There are two toothfish fisheries located in Australia’s sub-Antarctic regions – one around Macquarie Island to the south of Tasmania, the other around Heard Island and McDonald Islands, south-west of Fremantle.
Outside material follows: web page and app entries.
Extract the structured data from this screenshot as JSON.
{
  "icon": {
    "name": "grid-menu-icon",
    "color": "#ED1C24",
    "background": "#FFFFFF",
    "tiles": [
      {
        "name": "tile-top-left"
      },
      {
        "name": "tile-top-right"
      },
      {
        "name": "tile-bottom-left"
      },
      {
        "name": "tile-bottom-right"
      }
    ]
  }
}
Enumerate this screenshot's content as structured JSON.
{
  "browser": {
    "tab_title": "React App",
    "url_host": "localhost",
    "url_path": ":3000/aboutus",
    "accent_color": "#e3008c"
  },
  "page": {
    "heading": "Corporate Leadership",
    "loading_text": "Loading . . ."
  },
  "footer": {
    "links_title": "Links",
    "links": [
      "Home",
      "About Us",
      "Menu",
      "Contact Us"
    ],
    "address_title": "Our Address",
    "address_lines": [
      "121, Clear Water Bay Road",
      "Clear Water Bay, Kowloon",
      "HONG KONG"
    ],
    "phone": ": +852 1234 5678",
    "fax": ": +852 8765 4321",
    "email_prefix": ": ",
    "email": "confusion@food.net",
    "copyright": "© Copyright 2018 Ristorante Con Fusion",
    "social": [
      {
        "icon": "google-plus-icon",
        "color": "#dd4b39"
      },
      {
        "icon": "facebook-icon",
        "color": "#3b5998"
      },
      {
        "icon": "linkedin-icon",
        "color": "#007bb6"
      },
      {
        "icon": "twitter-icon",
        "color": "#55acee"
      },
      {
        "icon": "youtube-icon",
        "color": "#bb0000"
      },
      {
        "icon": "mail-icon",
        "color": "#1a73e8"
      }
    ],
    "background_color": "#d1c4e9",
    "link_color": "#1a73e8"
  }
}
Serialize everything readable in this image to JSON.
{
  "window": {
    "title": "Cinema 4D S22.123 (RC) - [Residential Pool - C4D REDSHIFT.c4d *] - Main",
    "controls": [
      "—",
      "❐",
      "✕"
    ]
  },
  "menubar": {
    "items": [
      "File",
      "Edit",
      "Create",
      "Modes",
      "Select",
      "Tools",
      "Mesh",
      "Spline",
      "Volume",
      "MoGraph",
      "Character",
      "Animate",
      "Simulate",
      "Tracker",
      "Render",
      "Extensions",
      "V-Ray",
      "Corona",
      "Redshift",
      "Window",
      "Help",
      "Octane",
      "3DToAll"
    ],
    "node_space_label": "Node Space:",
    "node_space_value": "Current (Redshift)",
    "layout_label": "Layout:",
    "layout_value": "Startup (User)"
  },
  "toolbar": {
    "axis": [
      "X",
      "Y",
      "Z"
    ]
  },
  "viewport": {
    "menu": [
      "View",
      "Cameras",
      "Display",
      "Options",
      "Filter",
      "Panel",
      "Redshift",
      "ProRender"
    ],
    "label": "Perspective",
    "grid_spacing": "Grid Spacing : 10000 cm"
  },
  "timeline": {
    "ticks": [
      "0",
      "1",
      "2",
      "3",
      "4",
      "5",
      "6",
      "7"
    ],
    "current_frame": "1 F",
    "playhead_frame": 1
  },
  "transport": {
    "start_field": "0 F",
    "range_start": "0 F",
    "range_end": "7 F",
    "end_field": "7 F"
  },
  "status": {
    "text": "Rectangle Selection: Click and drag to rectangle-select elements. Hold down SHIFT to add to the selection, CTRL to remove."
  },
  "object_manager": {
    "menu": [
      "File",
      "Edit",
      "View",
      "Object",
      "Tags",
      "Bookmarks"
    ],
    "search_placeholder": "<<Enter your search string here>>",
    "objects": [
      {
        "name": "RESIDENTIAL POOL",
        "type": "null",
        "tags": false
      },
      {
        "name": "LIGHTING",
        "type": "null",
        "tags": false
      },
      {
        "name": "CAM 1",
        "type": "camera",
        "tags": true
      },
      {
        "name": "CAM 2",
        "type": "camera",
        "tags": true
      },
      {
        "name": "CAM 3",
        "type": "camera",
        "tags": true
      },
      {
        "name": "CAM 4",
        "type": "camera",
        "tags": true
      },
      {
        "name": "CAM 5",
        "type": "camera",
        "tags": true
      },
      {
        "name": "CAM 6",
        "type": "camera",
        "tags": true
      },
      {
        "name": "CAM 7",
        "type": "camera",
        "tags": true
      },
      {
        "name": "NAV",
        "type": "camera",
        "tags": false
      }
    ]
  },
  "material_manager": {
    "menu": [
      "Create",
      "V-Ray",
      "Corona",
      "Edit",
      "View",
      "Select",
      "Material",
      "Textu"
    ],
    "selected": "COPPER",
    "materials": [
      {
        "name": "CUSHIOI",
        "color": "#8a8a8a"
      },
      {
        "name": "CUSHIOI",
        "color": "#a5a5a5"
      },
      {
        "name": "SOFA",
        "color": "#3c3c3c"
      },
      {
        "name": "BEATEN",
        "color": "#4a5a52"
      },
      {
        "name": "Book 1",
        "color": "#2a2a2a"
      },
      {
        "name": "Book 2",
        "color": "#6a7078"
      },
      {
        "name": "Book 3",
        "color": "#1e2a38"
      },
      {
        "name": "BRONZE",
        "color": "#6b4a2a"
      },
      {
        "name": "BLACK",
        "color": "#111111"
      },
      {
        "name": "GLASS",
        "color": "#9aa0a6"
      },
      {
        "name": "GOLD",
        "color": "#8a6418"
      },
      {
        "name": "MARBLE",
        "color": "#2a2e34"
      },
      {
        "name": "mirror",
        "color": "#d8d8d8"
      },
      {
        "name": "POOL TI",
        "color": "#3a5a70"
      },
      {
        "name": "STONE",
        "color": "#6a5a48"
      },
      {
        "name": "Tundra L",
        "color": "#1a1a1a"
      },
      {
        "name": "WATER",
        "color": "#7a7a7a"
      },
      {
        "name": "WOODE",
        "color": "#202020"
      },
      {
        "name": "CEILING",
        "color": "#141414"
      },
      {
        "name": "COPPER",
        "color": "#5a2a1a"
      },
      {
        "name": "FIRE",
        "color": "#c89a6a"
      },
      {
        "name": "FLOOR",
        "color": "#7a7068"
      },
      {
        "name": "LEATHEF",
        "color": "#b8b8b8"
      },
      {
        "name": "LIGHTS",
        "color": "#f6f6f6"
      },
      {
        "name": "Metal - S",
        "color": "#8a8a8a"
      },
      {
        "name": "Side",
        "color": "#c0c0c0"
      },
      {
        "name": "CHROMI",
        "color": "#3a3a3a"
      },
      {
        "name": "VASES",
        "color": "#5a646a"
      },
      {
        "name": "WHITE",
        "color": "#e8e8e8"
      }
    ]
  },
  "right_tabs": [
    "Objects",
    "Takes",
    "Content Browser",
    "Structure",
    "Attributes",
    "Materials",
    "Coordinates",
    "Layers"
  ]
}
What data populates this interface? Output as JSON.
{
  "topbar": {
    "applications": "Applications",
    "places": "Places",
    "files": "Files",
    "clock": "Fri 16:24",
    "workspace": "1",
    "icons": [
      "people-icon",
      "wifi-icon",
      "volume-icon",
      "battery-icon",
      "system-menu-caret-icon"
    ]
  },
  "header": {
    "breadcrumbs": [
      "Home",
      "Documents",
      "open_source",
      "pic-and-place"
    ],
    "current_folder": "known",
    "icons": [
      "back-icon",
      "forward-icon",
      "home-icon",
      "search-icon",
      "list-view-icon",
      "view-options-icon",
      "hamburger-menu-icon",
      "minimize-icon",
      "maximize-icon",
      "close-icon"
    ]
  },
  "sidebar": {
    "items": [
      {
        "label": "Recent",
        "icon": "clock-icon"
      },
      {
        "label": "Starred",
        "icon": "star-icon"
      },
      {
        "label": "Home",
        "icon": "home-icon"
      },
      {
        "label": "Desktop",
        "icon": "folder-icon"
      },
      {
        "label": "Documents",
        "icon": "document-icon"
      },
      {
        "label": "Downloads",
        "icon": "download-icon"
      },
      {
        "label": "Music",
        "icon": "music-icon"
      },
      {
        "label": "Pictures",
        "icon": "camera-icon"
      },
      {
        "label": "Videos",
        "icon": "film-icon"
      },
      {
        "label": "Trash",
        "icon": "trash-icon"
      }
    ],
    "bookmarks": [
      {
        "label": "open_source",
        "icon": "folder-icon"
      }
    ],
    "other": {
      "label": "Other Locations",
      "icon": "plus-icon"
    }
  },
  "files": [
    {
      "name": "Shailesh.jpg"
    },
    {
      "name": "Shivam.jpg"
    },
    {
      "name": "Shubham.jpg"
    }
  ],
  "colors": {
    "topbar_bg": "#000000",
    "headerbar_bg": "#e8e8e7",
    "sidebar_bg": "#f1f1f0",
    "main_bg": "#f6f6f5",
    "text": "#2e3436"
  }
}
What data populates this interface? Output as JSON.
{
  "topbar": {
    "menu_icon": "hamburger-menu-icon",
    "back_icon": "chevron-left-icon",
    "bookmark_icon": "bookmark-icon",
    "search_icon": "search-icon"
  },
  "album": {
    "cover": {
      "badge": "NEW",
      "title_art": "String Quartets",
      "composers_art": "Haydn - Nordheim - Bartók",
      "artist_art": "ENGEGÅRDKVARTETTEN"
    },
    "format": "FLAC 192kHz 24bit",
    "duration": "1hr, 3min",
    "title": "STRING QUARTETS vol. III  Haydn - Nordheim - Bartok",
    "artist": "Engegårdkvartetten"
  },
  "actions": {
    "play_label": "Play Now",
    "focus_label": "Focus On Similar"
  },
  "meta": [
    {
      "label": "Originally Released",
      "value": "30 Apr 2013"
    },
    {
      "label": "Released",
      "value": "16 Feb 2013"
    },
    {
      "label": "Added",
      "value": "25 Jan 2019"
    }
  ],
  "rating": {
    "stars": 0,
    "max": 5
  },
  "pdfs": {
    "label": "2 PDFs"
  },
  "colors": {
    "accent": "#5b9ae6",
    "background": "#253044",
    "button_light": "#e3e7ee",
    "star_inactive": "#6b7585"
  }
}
Both fisheries include large Marine Protected Areas with the Heard and McDonald Islands Marine Reserve covering 65,000 square kilometres with an additional 11,500 square kilometres soon to be included, and the Macquarie Island Marine Park covering 162,000 square kilometres.
The official media release can be found below, which contains information on where you can source our MSC certified & MBAQ Best Choice Toothfish.
Australian Industry media release: Australian Toothfish confirmed as world’s Best Choice
COLTO media release: Put toothfish on your table
The full MBAQ Seafood Watch Toothfish Report can be found on the Monterey Bay Aquarium website.
2nd April 2013: Northern Prawn fishers walk the talk on sustainability
Commercial fishers from the sustainably accredited Northern Prawn Fishery underwent new TAFE-recognised training on best-practice fishing before the current Banana Prawn season started yesterday.
The Northern Prawn Fishery, which stretches across the top of the country from Western Australia to Queensland, recently became Australia’s first tropical prawn fishery to receive the iconic ‘blue tick’ of sustainability from the Marine Stewardship Council.
Skippers and crew in the fishery put up their hands to undertake the training course, part of a collaborative program between the Australian Fisheries Management Authority and the Northern Prawn Fishery Industry Pty Ltd as part of the Australian Government’s Caring for our Country program.
Australian Fisheries Management Authority CEO Dr James Findlay said that the training would assist fishers to reduce their bycatch and avoid protected species such as turtles.
“It’s great to see the fishers looking to improve their understanding of bycatch reduction devices and learn practical ways to limit impact on the environment”, Dr Findlay said.
Northern Prawn Fishing Industry Executive Officer, Annie Jarrett said that the fishery had built its reputation on environmental practices, delivering tasty, Australian-caught prawns to local and international consumers.
“This training initiative provides a great opportunity for our crew to continue to develop their knowledge and skills in this area, which is a great thing for us and for the Australian community”, Ms Jarrett said.
Successful graduates will receive a nationally-recognised TAFE certificate demonstrating their knowledge of sustainable fishing practices.
For more information regarding the training please contact Matt Barwick, NPFI Projects Manager on 0422 752 789, or email@example.com.
- taken from AFMA.
26th March 2013: Scholar seeks strategies to keep whales at bay
Austral’s Rhys Arangio gets a write up in this months FRDC FISH magazine on his 2012 Nuffield Scholarship.
25th March 2013: Austral prawns this Easter at Woolies
Keep an eye on your TVs this Easter for the latest Woolworths Fresh Food update, focusing on Austral Fisheries’ sustainable Banana prawns from the MSC certified Northern Prawn Fishery.
Listen to what our General Manager, Andy Prendergast has to say:
BANANA PRAWN RECIPE
Pete Evans shows us how easy it is to cook and serve a delicious MSC Certified Banana Prawn from the NPF.
To view his recipe, click here: